*Task to carry out*:
Return each line of the records holding the string "Profili".

*Website and app data records*:
━━━

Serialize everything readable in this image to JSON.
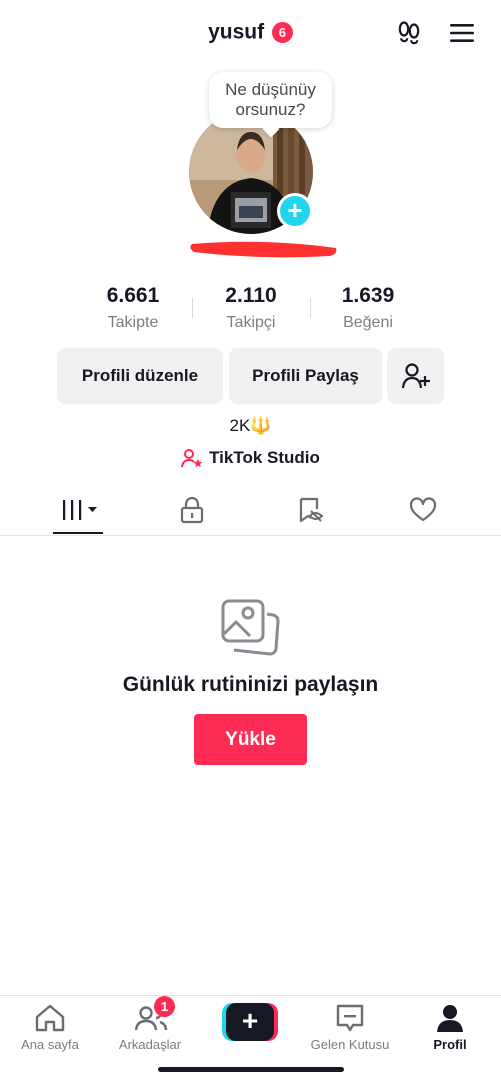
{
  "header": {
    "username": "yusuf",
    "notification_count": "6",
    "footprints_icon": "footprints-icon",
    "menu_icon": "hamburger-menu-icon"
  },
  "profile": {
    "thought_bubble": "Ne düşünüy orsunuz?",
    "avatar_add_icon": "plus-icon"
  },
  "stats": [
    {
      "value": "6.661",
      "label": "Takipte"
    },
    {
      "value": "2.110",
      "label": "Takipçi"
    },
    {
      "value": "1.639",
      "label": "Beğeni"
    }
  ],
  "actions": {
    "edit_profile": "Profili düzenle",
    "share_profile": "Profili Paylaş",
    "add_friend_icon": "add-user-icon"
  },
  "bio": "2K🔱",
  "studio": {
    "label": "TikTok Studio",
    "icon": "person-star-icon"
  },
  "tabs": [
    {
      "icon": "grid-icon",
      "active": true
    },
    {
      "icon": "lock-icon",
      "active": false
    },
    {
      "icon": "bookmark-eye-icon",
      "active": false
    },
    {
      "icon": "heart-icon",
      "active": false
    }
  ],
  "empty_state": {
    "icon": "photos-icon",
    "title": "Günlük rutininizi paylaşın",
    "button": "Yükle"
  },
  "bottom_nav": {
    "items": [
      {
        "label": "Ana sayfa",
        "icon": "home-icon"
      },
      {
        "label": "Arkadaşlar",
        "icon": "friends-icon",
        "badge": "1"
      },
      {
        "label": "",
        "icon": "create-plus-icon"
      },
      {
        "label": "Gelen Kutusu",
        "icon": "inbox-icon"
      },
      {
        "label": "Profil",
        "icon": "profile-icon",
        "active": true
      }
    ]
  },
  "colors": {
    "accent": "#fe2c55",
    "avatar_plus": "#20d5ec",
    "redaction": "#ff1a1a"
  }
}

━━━

*Exercise response*:
    "edit_profile": "Profili düzenle",
    "share_profile": "Profili Paylaş",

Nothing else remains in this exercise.